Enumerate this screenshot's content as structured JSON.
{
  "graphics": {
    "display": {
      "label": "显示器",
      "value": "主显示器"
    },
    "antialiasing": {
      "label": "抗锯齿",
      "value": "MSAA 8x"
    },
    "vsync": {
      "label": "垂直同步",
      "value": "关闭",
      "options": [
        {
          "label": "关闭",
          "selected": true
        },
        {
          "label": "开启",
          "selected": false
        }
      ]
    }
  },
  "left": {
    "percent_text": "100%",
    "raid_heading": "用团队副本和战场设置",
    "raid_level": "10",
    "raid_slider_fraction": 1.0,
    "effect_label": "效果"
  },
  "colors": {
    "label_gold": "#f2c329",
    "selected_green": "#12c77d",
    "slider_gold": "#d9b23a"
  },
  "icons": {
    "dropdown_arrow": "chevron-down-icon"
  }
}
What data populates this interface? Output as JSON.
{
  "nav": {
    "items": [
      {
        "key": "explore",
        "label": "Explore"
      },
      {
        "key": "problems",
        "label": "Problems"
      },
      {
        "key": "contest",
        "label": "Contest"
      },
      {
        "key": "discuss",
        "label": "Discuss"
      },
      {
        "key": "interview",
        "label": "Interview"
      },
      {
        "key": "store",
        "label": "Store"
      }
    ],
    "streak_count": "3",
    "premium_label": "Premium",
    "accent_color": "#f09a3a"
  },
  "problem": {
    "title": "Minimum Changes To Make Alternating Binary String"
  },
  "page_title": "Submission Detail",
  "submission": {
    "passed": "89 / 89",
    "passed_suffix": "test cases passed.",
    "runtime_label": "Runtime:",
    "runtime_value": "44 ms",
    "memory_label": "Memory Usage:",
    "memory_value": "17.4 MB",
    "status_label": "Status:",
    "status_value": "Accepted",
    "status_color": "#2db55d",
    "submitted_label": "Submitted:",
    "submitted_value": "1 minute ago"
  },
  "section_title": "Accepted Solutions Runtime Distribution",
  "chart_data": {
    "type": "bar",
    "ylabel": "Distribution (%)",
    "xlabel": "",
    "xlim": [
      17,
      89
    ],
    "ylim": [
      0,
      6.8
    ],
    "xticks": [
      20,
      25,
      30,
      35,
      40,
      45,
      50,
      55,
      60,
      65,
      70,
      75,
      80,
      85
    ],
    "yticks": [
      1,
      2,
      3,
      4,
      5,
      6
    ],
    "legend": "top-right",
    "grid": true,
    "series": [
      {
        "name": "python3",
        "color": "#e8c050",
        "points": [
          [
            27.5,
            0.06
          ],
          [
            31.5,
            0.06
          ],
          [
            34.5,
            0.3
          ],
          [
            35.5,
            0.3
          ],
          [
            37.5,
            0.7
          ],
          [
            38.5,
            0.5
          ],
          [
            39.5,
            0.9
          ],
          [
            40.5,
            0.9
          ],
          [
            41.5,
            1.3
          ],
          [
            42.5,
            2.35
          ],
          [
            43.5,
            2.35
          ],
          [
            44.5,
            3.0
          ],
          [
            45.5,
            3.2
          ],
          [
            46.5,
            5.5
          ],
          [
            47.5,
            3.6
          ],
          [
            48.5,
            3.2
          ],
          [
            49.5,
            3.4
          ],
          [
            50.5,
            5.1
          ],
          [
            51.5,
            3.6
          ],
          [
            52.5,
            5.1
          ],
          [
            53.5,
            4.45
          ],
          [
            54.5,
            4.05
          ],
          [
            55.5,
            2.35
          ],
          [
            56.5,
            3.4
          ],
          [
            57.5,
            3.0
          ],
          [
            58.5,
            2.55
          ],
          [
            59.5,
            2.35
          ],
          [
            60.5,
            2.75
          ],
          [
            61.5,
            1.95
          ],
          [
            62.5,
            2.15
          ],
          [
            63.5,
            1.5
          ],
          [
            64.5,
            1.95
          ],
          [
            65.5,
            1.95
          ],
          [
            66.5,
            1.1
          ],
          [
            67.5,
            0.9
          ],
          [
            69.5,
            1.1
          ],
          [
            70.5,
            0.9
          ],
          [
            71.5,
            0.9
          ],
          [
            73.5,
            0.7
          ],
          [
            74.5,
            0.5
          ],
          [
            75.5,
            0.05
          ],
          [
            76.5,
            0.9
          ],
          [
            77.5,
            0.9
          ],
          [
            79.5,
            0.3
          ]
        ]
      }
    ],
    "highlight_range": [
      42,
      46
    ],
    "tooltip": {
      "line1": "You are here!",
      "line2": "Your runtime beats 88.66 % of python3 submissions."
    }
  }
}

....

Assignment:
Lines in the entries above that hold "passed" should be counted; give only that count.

Problem solution:
2